On appeal, Moya claims that his trial strategy was affected by the government's late disclosure of the wallet and the card, and that the government's violation of Rule 16 meant that he was compelled to testify in order to disclaim ownership of the wallet. Moya's reliance upon cases such as United States v. Padrone, 406 F.2d 560 (2d Cir. 1969) (per curiam), is misplaced. In Padrone, the government failed to disclose an inculpatory, post-arrest statement made by the defendant, and, after the defendant took the stand, used the statement on cross-examination. This court found that the defendant had been prejudiced since "[h]ad defense counsel known the contents of the statement, he might well have advised [the defendant] not to take the stand." Id. at 561. In the present case, however, Moya knew of the existence of the wallet and the card from the outset of the trial; he does not assert that his conduct at trial assumed that such evidence did not exist, and in light of the district court's admission of the card during the government's direct case, he certainly cannot claim that he was unaware that it would be used against him. See United States v. Arcentales, 532 F.2d 1046, 1050-51 (5th Cir. 1976) (defendant not prejudiced where evidence is disclosed before he decides to testify); see also United States v. Brodie, 871 F.2d 125, 130-31 (D.C.Cir. 1989); cf. United States v. Cirillo, 499 F.2d 872, 881-83 (2d Cir.), cert. denied, 419 U.S. 1056, 95 S.Ct. 638, 42 L.Ed.2d 653 (1974). Moreover, while Moya may have perceived that his cross-examination of Agent Hunt was inadequate to refute ownership of the wallet, Rule 16(d) is concerned with the prejudice resulting from the government's untimely disclosure of evidence, rather than with the prejudice attributable to the evidence itself.

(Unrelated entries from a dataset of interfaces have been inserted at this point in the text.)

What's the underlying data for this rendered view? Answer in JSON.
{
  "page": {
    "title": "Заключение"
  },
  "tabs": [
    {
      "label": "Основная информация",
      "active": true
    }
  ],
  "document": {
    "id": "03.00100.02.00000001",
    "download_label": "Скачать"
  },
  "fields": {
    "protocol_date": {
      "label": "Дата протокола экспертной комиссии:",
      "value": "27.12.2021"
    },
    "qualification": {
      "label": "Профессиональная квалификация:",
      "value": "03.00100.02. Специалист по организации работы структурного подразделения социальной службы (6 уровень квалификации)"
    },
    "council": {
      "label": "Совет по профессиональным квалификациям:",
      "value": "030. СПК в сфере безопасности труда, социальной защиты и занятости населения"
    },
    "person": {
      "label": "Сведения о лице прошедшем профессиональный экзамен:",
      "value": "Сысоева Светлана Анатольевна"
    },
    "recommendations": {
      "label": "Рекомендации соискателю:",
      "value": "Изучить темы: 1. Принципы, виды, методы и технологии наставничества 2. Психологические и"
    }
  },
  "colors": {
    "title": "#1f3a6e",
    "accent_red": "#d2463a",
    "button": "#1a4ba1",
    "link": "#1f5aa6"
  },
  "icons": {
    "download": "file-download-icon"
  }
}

Since it is our view that Moya has not identified any cognizable prejudice resulting from the government's untimely disclosure of the wallet and the card, we conclude that Judge Lowe did not abuse her discretion in refusing to suppress this evidence.
We have considered Moya's remaining claim — that the district court erred in refusing to give a missing witness charge — and believe that it is without merit. The judgment of conviction is affirmed.